shtinky thankful moment

… And, this moment. And, you.


Now There Are Only Three

Eleven cats and one dog have lived with us here over the past 15 years or so.

They just keep showing up.

Living on a farm – even if it is a farm in name only – attracts all sorts of creatures.

I have loved each of the 11 cats and the one dog who showed up, moved in, and stayed.

(Sure, there have been others who have stopped by for a day or a week or a month and just moved on. I don’t count them.)

I do not like the groundhogs who dig bowling ball-sized burrows in our yard and waddle all smug and nasty and fearless when I yell at them to stop eating the tomatoes.  (You can call them woodchucks or whistle pigs and I still will not like them.)

Over time the numbers of animals who live with us has dwindled.  The cats and the dog came, grew old or ill, and then passed on.

I hate that part.

Because it breaks my heart every time I have to say “goodbye.”

Now there are only three.

This week the “goodbye” was for Lamar.
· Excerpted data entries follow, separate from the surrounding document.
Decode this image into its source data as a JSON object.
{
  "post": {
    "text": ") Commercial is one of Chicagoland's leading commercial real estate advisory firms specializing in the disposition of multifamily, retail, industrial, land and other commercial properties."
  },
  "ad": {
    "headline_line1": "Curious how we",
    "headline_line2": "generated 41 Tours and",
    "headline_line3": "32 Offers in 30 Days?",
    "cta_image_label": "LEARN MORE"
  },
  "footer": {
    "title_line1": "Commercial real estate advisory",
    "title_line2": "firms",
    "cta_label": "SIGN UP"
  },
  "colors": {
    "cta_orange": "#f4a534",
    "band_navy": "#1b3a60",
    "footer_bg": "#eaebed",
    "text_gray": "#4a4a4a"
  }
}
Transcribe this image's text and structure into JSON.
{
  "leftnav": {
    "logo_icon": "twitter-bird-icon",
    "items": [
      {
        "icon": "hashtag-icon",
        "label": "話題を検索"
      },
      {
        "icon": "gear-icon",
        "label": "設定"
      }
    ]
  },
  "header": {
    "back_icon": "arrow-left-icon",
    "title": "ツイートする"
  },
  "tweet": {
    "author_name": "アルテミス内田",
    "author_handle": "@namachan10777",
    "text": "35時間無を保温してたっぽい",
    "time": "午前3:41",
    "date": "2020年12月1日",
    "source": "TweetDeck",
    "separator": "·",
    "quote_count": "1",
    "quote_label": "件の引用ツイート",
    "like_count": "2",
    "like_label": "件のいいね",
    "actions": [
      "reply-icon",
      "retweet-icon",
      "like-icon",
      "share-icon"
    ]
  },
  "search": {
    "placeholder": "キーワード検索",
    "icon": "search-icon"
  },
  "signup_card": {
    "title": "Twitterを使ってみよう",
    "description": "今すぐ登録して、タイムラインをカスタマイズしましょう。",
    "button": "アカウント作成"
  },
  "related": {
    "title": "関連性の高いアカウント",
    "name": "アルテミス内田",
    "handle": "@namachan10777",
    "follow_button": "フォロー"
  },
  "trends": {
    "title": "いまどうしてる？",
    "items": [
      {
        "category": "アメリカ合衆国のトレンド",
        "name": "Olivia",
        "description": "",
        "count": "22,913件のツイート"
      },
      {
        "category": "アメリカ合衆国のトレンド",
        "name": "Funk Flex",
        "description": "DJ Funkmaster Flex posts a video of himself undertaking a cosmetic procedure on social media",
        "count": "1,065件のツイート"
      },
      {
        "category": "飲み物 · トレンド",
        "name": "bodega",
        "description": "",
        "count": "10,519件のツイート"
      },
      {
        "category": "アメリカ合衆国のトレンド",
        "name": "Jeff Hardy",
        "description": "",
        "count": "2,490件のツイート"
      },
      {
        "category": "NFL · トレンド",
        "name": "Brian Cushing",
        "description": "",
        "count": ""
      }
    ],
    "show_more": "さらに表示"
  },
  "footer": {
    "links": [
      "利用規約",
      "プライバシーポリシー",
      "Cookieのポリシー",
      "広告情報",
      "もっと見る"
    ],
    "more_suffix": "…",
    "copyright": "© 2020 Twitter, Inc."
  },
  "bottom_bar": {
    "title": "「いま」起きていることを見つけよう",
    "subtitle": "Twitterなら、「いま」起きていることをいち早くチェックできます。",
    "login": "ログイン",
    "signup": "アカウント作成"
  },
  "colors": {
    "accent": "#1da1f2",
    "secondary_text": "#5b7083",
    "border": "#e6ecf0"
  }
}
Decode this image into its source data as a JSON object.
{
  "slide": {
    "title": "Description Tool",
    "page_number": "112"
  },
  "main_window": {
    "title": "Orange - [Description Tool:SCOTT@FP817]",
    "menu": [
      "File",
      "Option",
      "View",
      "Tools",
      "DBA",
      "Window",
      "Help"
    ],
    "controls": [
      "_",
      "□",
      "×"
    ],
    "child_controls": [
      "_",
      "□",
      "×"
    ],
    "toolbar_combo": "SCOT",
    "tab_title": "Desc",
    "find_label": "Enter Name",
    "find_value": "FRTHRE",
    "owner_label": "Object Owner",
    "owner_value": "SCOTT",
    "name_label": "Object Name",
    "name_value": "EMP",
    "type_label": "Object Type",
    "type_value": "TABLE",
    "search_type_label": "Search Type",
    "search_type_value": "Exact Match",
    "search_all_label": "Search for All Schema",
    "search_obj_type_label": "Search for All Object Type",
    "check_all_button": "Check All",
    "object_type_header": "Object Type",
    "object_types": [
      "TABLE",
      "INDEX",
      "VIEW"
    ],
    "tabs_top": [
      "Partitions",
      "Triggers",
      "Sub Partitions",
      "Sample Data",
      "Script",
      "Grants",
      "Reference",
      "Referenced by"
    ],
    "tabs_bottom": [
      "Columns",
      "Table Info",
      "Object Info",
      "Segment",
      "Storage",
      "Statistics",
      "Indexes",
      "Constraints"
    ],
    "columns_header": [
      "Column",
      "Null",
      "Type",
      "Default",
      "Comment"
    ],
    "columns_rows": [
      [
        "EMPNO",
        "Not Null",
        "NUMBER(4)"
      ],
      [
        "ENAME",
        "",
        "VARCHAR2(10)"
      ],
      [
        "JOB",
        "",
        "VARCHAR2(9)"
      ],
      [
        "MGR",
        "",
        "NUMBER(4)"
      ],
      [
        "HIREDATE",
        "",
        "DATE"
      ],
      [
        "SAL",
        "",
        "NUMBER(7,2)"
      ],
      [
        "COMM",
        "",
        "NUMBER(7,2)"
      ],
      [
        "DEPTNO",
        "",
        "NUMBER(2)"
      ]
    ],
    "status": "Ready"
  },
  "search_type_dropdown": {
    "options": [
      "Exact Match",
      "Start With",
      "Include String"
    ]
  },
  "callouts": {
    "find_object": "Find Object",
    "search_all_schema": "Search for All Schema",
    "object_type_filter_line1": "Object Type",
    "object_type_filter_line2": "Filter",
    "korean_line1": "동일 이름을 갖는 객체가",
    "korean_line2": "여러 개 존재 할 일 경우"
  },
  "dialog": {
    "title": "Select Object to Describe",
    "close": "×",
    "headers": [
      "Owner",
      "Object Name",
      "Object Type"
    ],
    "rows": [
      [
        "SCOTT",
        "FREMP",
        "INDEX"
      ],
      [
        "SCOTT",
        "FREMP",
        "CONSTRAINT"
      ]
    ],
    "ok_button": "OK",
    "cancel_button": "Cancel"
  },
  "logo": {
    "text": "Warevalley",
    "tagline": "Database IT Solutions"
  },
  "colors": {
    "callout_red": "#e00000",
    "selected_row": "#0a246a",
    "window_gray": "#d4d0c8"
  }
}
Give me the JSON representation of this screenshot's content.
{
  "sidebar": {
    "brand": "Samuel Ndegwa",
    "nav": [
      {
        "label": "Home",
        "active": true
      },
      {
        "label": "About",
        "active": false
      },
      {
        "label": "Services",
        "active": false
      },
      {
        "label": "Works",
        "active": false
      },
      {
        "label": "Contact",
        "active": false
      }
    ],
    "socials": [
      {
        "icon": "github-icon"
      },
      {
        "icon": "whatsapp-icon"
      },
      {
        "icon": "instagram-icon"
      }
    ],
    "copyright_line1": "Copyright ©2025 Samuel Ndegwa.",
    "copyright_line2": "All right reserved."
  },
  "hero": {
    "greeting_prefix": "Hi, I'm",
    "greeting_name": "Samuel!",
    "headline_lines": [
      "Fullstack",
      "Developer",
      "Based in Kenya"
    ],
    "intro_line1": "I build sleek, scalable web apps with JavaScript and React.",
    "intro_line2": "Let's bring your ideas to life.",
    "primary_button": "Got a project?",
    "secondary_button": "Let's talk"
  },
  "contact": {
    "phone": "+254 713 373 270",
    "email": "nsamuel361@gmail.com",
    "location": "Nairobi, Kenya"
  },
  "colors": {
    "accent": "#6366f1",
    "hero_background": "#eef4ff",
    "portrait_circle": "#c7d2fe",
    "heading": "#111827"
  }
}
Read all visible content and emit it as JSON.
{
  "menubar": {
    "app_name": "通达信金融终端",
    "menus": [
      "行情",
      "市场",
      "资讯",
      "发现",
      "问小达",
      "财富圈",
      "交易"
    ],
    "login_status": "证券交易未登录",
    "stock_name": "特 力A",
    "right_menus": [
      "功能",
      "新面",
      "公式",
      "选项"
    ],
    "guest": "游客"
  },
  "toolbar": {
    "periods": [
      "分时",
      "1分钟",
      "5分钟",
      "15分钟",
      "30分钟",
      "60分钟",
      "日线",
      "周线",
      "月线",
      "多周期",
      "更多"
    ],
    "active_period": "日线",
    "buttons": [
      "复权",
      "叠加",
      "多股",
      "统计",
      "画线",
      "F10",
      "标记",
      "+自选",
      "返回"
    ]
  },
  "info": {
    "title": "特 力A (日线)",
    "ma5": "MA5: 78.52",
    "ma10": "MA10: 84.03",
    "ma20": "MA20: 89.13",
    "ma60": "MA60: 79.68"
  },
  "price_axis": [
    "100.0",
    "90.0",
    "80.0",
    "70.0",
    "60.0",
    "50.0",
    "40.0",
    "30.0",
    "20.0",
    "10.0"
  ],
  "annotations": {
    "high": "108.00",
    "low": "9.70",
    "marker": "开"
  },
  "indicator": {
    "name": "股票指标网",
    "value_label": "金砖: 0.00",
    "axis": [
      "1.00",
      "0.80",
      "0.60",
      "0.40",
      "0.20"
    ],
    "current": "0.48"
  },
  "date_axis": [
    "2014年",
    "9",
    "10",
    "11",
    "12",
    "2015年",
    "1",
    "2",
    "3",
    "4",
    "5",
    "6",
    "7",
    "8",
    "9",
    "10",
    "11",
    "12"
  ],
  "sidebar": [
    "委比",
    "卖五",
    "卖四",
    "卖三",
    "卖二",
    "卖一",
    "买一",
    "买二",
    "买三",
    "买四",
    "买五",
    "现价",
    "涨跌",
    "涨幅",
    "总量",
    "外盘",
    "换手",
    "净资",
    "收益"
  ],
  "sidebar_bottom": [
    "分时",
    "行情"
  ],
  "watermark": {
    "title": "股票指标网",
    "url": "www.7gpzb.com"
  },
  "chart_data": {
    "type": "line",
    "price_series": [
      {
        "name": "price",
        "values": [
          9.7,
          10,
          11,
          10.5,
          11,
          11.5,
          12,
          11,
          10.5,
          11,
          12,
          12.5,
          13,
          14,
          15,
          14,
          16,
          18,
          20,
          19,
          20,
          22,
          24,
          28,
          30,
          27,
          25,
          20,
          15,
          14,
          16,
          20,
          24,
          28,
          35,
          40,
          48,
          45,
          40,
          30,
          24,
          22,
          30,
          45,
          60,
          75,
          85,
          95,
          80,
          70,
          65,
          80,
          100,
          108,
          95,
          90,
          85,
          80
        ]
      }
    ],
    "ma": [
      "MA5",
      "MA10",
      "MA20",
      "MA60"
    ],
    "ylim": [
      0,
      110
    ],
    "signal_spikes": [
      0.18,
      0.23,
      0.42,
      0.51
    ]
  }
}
He was only eight or so.

lamar porch

He was the most feral of the feral cats we’ve taken in. And, because there was so much wild in him to begin with, it was easy to grow very attached to the sweetness that seeped out around the feral edges.

I like that a cat’s love for a person is not unconditional. I like that there’s some wild independence in there. I like that we humans are always on probation with cats, and they can and will withdraw their affection at any moment.

I’ve always had an issue with dogs.  I don’t like the unconditional love thing with dogs.  I want to earn your friendship.

Bingo and Groucho

Groucho and Bingo. (1999-2000-ish)

Bingo, the Border Collie, loved me, but she also loved Tim, the UPS driver, and our neighbors, and the vet, and complete strangers, and anyone with food.

I’m also not a big fan of that dog-breath slobbery thing and I don’t understand why, if they’re so much smarter than cats, they can’t learn to use the litter box and cover up after themselves. Using the cat’s litter box like a salad bar really doesn’t make the case for “We’re smarter than cats.”

(I loved Bingo and she would want me to add that she never bothered the litter boxes.)

I’m pretty much a cat person.

When Lamar showed up seven years ago, he was so feral that it took me many months of sweet talk and food to soften him up enough just to touch him, and a few months more before he would let me lift him off the ground.

He was tough and built of muscle, but one day when he came out on the wrong side of a cat fight, his front paw was injured and he was hobbling just enough that we were able to catch him and get him into a pet carrier. Antibiotics and neutering followed.

Lamar became our farm protector. He protected Oscar, a very old cat that had left our neighbor’s house to live in our barn.



Oscar was too old to fight or protect himself, but refused to come inside. It seems odd to say Lamar tended to him, but that’s what he did.

In the same way that cats will sometimes bring their people mice and moles and other “gifts”, Lamar brought a cat to us a couple years ago and let her eat out of his food bowl.


“Look. I brought you a cat.”

She followed him like a shadow.


She became Stevie and, when she discovered the warmth and creature comforts of being inside, she moved in.

Not long after, Lamar started losing more cat scuffles than he won, and then, much to his initial dismay, we decided that, feral or not, it was time for him to come in the house.  And, feral or not, he quickly settled in, and he was the one cat in the house that every other cat in the house got along with.

s and l

We enclosed our front porch this year just so Lamar could enjoy the outdoors safely.

Lamar was fine on Thursday morning, he slept with us on the bed the night before. (He always slept wideways on the bed, taking up a lot of space and forcing me to curl my legs up tight so he could stretch out.) He was fine when we left for work.

His heart gave out that day – as cat hearts often do, quickly and without warning.  And, that night we said goodbye.

He was a good cat. Handsome, wild, and sweet.

I can’t believe he’s gone.

I’ll miss him. I miss every one of them.

s and l porch

Photos: © The Baseball Bloggess